Each record must be repeated exactly as it stands.

--- Data ---
=-=-=-=-=

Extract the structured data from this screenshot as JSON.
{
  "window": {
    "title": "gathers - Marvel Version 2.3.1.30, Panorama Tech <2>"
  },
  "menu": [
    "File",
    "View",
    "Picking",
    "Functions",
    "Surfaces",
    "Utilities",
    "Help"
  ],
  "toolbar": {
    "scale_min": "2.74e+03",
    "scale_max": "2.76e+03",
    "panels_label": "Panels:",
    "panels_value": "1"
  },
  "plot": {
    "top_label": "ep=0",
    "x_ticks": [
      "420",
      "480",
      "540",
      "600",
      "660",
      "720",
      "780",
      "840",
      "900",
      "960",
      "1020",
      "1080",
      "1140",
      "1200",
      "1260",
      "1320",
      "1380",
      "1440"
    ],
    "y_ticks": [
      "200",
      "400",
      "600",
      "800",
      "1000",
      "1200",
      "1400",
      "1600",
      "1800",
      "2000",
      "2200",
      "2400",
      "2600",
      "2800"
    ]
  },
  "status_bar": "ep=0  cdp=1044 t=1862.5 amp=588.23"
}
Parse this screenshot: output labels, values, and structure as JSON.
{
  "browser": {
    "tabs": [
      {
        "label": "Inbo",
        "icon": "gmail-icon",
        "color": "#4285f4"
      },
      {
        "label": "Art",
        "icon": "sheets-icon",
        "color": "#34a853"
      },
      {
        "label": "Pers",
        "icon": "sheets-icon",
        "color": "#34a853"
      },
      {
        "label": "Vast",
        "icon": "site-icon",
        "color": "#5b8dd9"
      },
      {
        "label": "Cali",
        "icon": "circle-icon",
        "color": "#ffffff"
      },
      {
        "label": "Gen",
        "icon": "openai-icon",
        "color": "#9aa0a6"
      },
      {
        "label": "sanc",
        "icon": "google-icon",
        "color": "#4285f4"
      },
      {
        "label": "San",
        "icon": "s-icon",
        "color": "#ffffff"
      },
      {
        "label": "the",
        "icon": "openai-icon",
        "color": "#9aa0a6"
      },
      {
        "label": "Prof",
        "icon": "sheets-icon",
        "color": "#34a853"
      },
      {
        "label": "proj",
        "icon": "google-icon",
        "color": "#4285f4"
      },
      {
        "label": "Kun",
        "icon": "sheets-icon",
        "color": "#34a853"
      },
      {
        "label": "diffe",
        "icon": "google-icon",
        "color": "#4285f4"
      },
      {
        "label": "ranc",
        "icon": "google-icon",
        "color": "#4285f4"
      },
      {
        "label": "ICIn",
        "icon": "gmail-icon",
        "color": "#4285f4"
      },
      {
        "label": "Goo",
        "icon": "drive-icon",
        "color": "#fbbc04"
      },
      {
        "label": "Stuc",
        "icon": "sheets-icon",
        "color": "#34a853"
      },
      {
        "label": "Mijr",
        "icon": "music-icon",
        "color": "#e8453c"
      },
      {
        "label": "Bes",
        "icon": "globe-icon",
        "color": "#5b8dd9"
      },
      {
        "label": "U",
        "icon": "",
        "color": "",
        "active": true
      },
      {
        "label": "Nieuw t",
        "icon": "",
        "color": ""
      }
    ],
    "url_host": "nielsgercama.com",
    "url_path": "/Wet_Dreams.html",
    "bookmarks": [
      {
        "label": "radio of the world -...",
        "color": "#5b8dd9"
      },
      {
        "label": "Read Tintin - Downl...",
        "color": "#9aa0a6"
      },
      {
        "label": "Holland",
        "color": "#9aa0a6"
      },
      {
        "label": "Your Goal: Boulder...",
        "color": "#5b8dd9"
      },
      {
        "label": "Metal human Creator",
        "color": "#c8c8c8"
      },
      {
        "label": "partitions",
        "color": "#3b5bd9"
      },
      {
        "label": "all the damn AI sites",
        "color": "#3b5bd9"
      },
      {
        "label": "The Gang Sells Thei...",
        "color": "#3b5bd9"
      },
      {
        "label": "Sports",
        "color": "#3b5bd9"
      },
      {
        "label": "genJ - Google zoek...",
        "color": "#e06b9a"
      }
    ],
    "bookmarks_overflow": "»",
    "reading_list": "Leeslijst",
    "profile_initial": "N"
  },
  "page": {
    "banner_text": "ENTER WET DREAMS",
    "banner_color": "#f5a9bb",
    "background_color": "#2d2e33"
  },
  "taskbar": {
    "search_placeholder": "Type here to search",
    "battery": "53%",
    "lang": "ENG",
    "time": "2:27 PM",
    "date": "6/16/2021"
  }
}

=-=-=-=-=

--- Task answer ---
Extract the structured data from this screenshot as JSON.
{
  "window": {
    "title": "gathers - Marvel Version 2.3.1.30, Panorama Tech <2>"
  },
  "menu": [
    "File",
    "View",
    "Picking",
    "Functions",
    "Surfaces",
    "Utilities",
    "Help"
  ],
  "toolbar": {
    "scale_min": "2.74e+03",
    "scale_max": "2.76e+03",
    "panels_label": "Panels:",
    "panels_value": "1"
  },
  "plot": {
    "top_label": "ep=0",
    "x_ticks": [
      "420",
      "480",
      "540",
      "600",
      "660",
      "720",
      "780",
      "840",
      "900",
      "960",
      "1020",
      "1080",
      "1140",
      "1200",
      "1260",
      "1320",
      "1380",
      "1440"
    ],
    "y_ticks": [
      "200",
      "400",
      "600",
      "800",
      "1000",
      "1200",
      "1400",
      "1600",
      "1800",
      "2000",
      "2200",
      "2400",
      "2600",
      "2800"
    ]
  },
  "status_bar": "ep=0  cdp=1044 t=1862.5 amp=588.23"
}
Parse this screenshot: output labels, values, and structure as JSON.
{
  "browser": {
    "tabs": [
      {
        "label": "Inbo",
        "icon": "gmail-icon",
        "color": "#4285f4"
      },
      {
        "label": "Art",
        "icon": "sheets-icon",
        "color": "#34a853"
      },
      {
        "label": "Pers",
        "icon": "sheets-icon",
        "color": "#34a853"
      },
      {
        "label": "Vast",
        "icon": "site-icon",
        "color": "#5b8dd9"
      },
      {
        "label": "Cali",
        "icon": "circle-icon",
        "color": "#ffffff"
      },
      {
        "label": "Gen",
        "icon": "openai-icon",
        "color": "#9aa0a6"
      },
      {
        "label": "sanc",
        "icon": "google-icon",
        "color": "#4285f4"
      },
      {
        "label": "San",
        "icon": "s-icon",
        "color": "#ffffff"
      },
      {
        "label": "the",
        "icon": "openai-icon",
        "color": "#9aa0a6"
      },
      {
        "label": "Prof",
        "icon": "sheets-icon",
        "color": "#34a853"
      },
      {
        "label": "proj",
        "icon": "google-icon",
        "color": "#4285f4"
      },
      {
        "label": "Kun",
        "icon": "sheets-icon",
        "color": "#34a853"
      },
      {
        "label": "diffe",
        "icon": "google-icon",
        "color": "#4285f4"
      },
      {
        "label": "ranc",
        "icon": "google-icon",
        "color": "#4285f4"
      },
      {
        "label": "ICIn",
        "icon": "gmail-icon",
        "color": "#4285f4"
      },
      {
        "label": "Goo",
        "icon": "drive-icon",
        "color": "#fbbc04"
      },
      {
        "label": "Stuc",
        "icon": "sheets-icon",
        "color": "#34a853"
      },
      {
        "label": "Mijr",
        "icon": "music-icon",
        "color": "#e8453c"
      },
      {
        "label": "Bes",
        "icon": "globe-icon",
        "color": "#5b8dd9"
      },
      {
        "label": "U",
        "icon": "",
        "color": "",
        "active": true
      },
      {
        "label": "Nieuw t",
        "icon": "",
        "color": ""
      }
    ],
    "url_host": "nielsgercama.com",
    "url_path": "/Wet_Dreams.html",
    "bookmarks": [
      {
        "label": "radio of the world -...",
        "color": "#5b8dd9"
      },
      {
        "label": "Read Tintin - Downl...",
        "color": "#9aa0a6"
      },
      {
        "label": "Holland",
        "color": "#9aa0a6"
      },
      {
        "label": "Your Goal: Boulder...",
        "color": "#5b8dd9"
      },
      {
        "label": "Metal human Creator",
        "color": "#c8c8c8"
      },
      {
        "label": "partitions",
        "color": "#3b5bd9"
      },
      {
        "label": "all the damn AI sites",
        "color": "#3b5bd9"
      },
      {
        "label": "The Gang Sells Thei...",
        "color": "#3b5bd9"
      },
      {
        "label": "Sports",
        "color": "#3b5bd9"
      },
      {
        "label": "genJ - Google zoek...",
        "color": "#e06b9a"
      }
    ],
    "bookmarks_overflow": "»",
    "reading_list": "Leeslijst",
    "profile_initial": "N"
  },
  "page": {
    "banner_text": "ENTER WET DREAMS",
    "banner_color": "#f5a9bb",
    "background_color": "#2d2e33"
  },
  "taskbar": {
    "search_placeholder": "Type here to search",
    "battery": "53%",
    "lang": "ENG",
    "time": "2:27 PM",
    "date": "6/16/2021"
  }
}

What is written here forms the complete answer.